“NSSE provides a benchmark for how our students are connecting with the university through various learning experiences, but more importantly, it provides data that we can use for institutional improvement,” said DeAngela Burns-Wallace, vice provost for undergraduate studies. Several results from the survey demonstrate that KU students are more likely to report being engaged in enhancing activities and learning opportunities than their peers at Association of American Universities institutions. The AAU, of which KU is a member, includes 62 distinguished research universities in the United States and Canada that strive to advance society through education, research and discovery.
First-year and senior students at nearly 500 institutions nationwide participate in NSSE. KU’s response rate, at 35 percent, is among the strongest for a university of its size and classification. Among the findings:

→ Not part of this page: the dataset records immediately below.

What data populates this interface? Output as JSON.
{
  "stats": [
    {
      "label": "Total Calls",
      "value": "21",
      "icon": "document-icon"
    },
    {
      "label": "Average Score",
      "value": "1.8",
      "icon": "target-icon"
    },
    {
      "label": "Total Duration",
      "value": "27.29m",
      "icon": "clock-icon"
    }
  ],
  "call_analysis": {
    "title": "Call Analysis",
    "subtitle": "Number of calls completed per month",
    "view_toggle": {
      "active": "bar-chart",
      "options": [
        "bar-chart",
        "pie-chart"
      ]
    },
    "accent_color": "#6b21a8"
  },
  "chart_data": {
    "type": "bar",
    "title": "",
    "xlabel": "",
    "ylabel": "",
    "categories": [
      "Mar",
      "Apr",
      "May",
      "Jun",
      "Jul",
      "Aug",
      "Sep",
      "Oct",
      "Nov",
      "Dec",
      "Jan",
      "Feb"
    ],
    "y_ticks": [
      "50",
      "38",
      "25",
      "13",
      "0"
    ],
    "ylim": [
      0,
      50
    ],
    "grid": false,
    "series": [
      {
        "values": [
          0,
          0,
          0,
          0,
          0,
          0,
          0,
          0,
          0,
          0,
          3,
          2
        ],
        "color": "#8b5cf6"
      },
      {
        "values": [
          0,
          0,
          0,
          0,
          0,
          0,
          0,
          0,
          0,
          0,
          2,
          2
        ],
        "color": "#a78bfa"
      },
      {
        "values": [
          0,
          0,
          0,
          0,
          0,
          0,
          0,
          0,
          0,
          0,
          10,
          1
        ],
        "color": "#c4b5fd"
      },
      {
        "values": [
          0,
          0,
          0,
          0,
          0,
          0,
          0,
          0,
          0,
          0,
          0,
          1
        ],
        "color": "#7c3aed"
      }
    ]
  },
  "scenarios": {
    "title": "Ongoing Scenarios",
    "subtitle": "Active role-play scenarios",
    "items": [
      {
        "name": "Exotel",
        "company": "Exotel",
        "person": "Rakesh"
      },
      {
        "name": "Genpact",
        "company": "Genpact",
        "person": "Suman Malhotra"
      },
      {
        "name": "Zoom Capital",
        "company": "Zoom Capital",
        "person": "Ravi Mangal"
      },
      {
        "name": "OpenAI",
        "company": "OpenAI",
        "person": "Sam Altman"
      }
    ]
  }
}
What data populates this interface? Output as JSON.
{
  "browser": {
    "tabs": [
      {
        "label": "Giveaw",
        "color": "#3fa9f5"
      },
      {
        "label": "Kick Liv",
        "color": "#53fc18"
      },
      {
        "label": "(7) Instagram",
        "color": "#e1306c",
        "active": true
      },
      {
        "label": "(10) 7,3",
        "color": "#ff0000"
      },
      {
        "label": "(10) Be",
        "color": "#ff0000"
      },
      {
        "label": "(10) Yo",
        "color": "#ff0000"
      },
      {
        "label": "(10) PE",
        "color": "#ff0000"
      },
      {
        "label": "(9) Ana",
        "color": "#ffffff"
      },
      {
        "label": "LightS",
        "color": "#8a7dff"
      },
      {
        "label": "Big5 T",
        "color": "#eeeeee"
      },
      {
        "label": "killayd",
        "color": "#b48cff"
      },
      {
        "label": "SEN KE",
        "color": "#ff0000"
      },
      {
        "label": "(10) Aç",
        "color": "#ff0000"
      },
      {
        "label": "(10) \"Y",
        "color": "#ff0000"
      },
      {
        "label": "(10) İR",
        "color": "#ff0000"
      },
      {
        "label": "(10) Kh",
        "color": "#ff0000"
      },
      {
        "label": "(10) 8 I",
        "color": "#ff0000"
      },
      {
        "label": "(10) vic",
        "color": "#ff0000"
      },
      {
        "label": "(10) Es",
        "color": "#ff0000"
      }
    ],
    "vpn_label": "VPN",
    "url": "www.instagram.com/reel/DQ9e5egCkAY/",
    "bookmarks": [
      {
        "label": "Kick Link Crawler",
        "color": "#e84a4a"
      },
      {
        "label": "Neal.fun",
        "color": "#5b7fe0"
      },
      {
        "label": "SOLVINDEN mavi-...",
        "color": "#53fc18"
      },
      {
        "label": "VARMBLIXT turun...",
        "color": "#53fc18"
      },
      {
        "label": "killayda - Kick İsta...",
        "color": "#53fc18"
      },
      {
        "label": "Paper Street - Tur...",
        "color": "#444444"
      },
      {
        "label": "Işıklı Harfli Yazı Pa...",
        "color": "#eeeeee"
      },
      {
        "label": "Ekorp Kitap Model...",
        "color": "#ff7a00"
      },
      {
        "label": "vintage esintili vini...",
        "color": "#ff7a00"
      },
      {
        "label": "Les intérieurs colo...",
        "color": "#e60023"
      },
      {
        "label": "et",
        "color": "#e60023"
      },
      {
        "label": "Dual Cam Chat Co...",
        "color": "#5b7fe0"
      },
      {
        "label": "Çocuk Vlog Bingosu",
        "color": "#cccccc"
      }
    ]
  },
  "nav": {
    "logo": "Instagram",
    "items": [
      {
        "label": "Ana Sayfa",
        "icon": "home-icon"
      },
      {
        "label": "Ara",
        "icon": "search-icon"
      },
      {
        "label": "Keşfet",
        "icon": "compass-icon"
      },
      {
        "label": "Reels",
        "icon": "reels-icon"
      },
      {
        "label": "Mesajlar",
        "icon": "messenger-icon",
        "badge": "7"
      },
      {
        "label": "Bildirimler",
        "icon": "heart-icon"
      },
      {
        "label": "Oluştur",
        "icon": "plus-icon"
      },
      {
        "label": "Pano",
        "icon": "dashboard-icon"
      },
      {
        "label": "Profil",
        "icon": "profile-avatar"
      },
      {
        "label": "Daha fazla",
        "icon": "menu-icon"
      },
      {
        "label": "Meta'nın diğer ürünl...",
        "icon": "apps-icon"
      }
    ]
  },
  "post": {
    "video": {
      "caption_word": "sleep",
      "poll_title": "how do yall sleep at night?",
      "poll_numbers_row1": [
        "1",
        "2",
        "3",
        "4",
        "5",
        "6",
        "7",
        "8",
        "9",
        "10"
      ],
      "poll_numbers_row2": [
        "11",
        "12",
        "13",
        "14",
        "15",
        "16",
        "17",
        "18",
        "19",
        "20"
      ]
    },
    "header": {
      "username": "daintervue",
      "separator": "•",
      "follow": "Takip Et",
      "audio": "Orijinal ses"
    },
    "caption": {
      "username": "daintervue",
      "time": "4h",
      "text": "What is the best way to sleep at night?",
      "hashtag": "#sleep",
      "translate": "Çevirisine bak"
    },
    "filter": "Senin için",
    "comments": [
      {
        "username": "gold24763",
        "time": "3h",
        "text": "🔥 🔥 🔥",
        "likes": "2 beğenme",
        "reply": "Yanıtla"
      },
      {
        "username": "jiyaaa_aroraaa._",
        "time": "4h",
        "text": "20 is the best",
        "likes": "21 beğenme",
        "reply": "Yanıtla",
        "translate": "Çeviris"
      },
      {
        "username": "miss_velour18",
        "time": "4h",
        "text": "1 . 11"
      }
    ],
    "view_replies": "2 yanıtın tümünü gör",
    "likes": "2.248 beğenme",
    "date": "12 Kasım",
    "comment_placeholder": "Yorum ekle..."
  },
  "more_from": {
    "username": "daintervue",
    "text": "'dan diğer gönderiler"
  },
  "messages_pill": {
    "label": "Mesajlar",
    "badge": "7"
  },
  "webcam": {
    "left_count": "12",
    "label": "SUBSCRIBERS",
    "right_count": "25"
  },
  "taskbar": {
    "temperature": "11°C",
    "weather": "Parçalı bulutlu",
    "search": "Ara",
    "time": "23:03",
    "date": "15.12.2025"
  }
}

- Forty-three percent of KU first-year students reported talking about career plans with a faculty member often or very often. An average of only 29 percent of first-year students at AAU institutions reported this type of interaction.
- Thirty-two percent of KU first-year students said they discussed their academic performance with a faculty member. An average of only 24 percent of their peers at AAU institutions reported similar talks.
- Thirty percent of KU seniors reported working with a faculty member on activities other than coursework. An average of only 25 percent of their peers at AAU institutions reported similar interaction.
- Seventy-seven percent of KU seniors said they plan to or have completed a culminating senior project or experience. An average of only 64 percent of their peers at AAU institutions declared a similar activity.
This year’s higher response rate also offers important insight for faculty and educators. KU departments can use the robust findings to guide curriculum redesign efforts and co-curricular program development.
KU’s participation in NSSE is part of an intentional set of strategies to enhance the undergraduate experience. NSSE captures the extent to which students report engaging in activities that promote academic challenge, foster interactions with peers and faculty, and contribute to a supportive campus environment. Students also report if they have participated or plan to participate in high-impact practices like learning communities, undergraduate research and service learning.
“Our NSSE results tell us more about students' experiences in our courses and programs,” Burns-Wallace said. “This knowledge enables us to refine and expand practices that support the success of all students.”
KU’s NSSE results, including an interactive dashboard, are available to faculty, staff and students at https://nsse.ku.edu/results. Departments interested in learning more about ways to use NSSE results may request a presentation by submitting an online request at https://nsse.ku.edu/nsse-presentation-request. KU’s Center for Teaching Excellence will be leading workshops on using NSSE results to provide insight into curriculum enhancement. KU’s NSSE website will also share examples of how departments and programs are using NSSE data to enhance student success.